__Prompt__. What follows is a set of records; restate each one word for word and drop the pictures.

__Material for the task__.
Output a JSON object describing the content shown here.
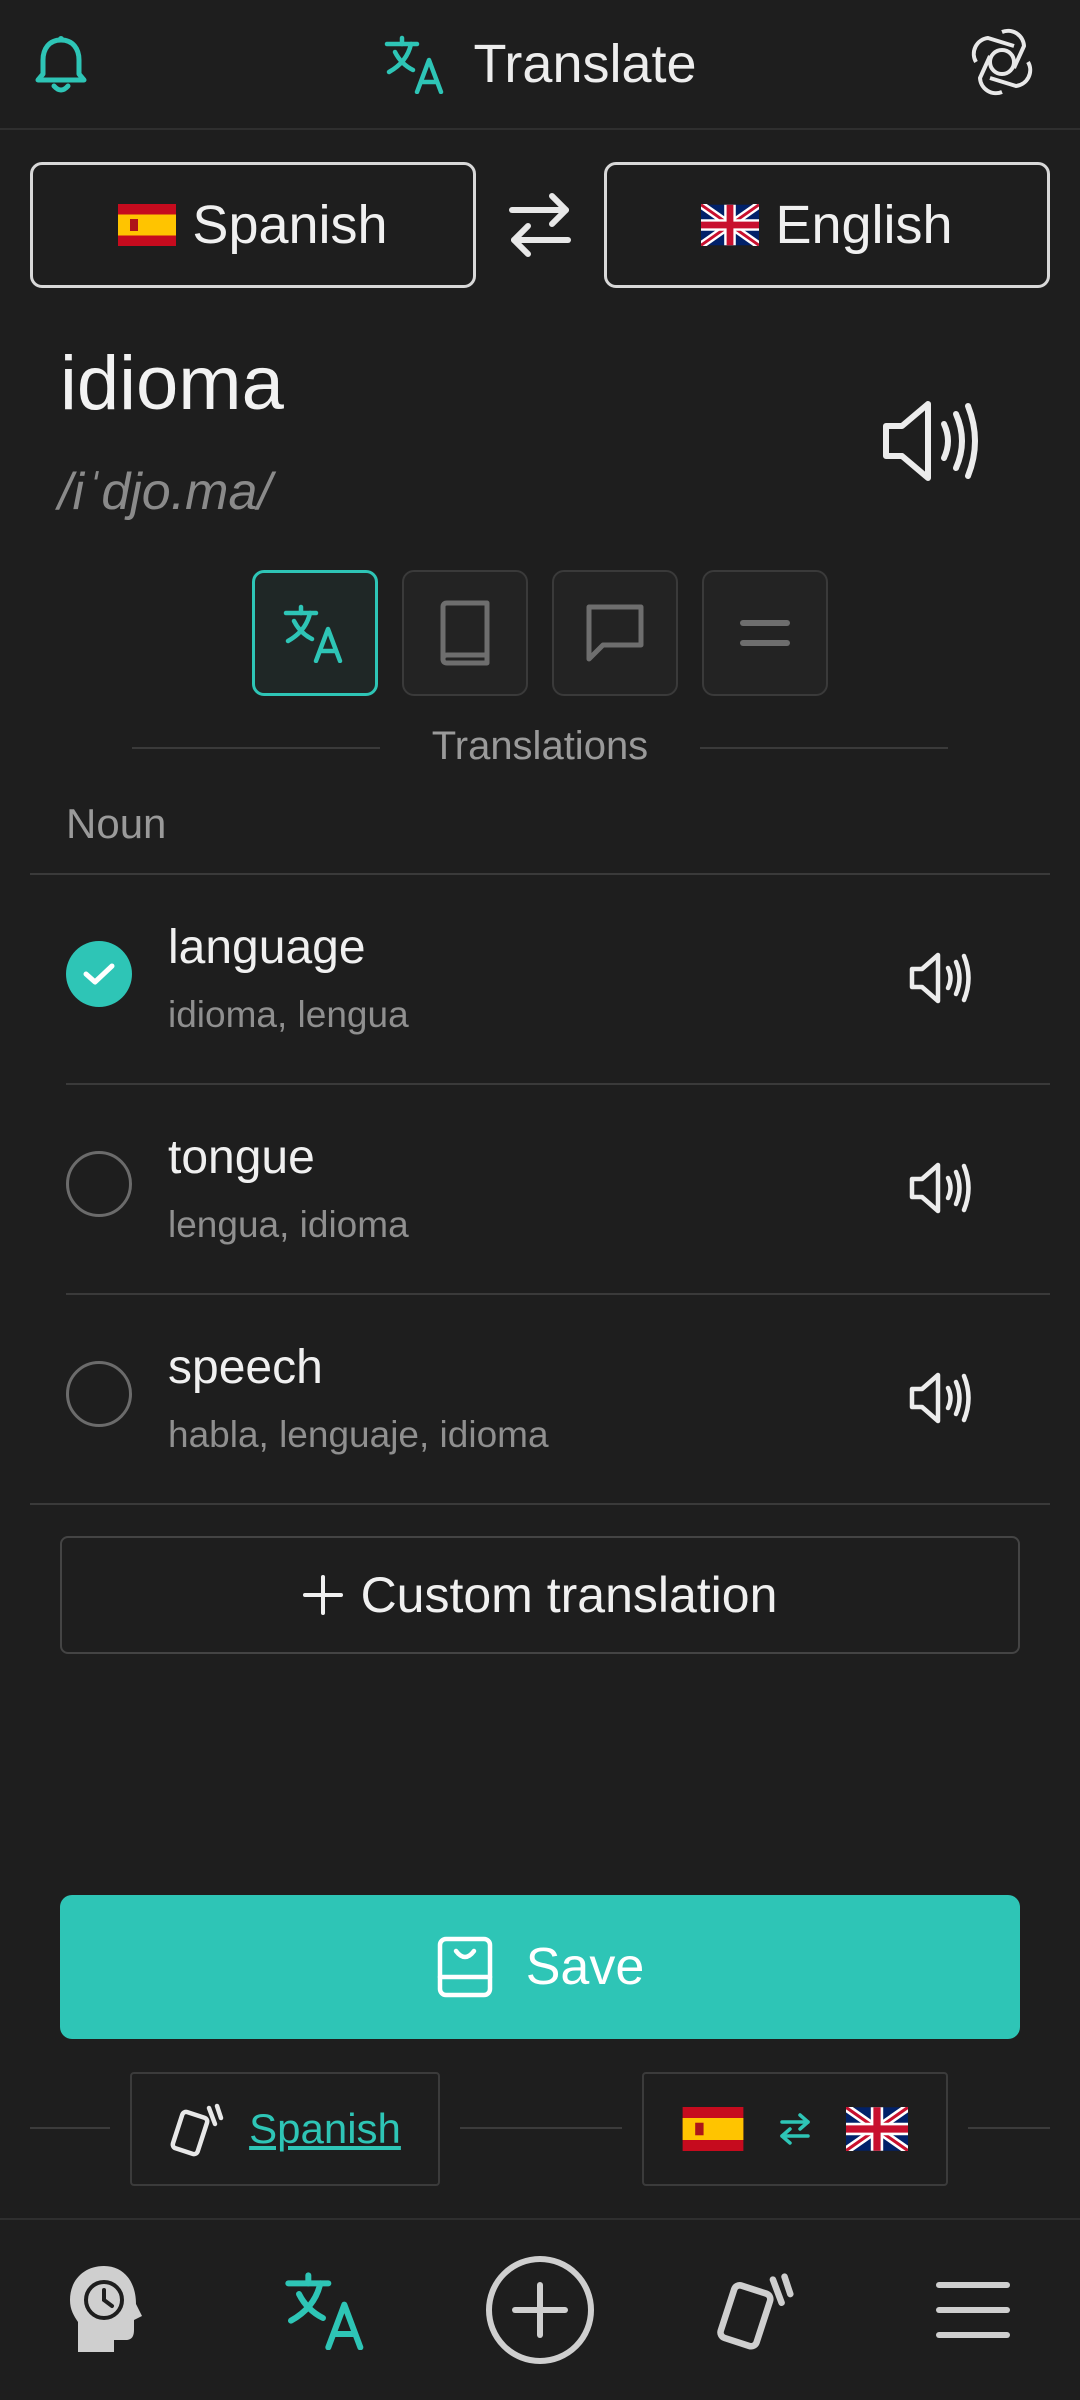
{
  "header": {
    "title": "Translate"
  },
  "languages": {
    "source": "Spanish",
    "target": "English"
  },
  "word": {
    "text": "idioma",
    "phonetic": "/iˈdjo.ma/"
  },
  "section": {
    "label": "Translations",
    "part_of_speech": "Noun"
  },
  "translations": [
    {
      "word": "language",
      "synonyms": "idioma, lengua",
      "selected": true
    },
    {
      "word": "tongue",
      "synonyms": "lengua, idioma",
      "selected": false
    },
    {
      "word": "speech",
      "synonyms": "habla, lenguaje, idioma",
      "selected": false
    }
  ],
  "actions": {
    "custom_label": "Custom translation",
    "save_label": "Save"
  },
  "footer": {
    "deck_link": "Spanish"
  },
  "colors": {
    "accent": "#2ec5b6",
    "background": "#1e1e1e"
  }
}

__Result of this task__.
Output a JSON object describing the content shown here.
{
  "header": {
    "title": "Translate"
  },
  "languages": {
    "source": "Spanish",
    "target": "English"
  },
  "word": {
    "text": "idioma",
    "phonetic": "/iˈdjo.ma/"
  },
  "section": {
    "label": "Translations",
    "part_of_speech": "Noun"
  },
  "translations": [
    {
      "word": "language",
      "synonyms": "idioma, lengua",
      "selected": true
    },
    {
      "word": "tongue",
      "synonyms": "lengua, idioma",
      "selected": false
    },
    {
      "word": "speech",
      "synonyms": "habla, lenguaje, idioma",
      "selected": false
    }
  ],
  "actions": {
    "custom_label": "Custom translation",
    "save_label": "Save"
  },
  "footer": {
    "deck_link": "Spanish"
  },
  "colors": {
    "accent": "#2ec5b6",
    "background": "#1e1e1e"
  }
}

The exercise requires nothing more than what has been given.